▶ TASK GOAL
Gather from the listing below each line that includes the word "JSON", and copy it.
▬▬▬▬▬▬
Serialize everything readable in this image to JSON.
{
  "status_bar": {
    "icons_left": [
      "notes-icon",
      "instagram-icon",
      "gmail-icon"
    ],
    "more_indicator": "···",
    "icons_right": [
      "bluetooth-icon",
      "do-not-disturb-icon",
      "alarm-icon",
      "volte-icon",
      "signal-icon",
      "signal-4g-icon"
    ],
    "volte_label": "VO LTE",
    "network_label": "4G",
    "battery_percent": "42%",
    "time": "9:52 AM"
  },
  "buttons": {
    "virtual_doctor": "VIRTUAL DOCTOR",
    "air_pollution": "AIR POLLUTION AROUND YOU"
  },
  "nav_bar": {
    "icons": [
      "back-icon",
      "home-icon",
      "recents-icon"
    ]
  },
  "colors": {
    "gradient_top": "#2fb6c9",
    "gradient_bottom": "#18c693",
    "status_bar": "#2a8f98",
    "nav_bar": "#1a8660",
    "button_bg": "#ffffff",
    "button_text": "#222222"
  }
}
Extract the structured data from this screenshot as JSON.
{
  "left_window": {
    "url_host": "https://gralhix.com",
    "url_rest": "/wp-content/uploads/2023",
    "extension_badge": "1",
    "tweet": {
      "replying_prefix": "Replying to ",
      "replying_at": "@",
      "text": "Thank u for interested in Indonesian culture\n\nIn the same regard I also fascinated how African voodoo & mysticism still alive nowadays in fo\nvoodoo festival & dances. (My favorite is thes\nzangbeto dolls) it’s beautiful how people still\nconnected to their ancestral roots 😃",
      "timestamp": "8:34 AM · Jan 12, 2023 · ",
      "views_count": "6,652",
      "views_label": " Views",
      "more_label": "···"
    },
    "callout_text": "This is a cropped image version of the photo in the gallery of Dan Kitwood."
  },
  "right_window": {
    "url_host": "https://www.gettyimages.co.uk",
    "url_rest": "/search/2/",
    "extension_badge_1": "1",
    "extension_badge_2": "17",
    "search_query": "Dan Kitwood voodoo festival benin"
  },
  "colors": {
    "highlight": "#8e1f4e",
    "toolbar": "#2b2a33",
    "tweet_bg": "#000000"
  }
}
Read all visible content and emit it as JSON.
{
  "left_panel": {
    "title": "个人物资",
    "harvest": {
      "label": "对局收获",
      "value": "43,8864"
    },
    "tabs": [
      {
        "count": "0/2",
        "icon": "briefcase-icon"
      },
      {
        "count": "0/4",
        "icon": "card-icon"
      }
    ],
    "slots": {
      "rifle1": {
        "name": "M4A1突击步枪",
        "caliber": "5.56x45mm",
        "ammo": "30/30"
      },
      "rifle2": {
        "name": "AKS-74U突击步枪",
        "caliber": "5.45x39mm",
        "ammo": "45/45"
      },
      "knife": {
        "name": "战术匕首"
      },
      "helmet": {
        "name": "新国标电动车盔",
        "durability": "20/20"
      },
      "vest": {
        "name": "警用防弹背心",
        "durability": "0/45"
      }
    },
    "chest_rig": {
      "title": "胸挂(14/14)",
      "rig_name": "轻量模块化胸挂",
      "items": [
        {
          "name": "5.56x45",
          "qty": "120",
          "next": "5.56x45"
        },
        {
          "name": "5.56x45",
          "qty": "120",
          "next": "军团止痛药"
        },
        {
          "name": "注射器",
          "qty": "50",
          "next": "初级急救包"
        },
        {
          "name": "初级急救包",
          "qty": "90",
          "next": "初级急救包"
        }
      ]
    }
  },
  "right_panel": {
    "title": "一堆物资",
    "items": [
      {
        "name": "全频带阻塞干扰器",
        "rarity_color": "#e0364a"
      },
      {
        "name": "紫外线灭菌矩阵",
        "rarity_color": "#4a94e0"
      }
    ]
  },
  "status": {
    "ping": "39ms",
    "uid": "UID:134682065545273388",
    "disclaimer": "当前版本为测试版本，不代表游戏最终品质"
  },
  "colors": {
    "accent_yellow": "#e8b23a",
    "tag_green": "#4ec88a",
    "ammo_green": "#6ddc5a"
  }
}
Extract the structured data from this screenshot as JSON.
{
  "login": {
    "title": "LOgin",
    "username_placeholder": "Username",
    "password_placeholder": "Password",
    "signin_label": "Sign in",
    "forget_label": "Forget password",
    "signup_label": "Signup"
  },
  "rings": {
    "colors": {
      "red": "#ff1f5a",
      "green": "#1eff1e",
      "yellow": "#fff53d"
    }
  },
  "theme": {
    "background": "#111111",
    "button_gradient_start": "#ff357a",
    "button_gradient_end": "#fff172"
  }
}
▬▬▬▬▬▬
▶ RESPONSE BOX
Serialize everything readable in this image to JSON.
Extract the structured data from this screenshot as JSON.
Read all visible content and emit it as JSON.
Extract the structured data from this screenshot as JSON.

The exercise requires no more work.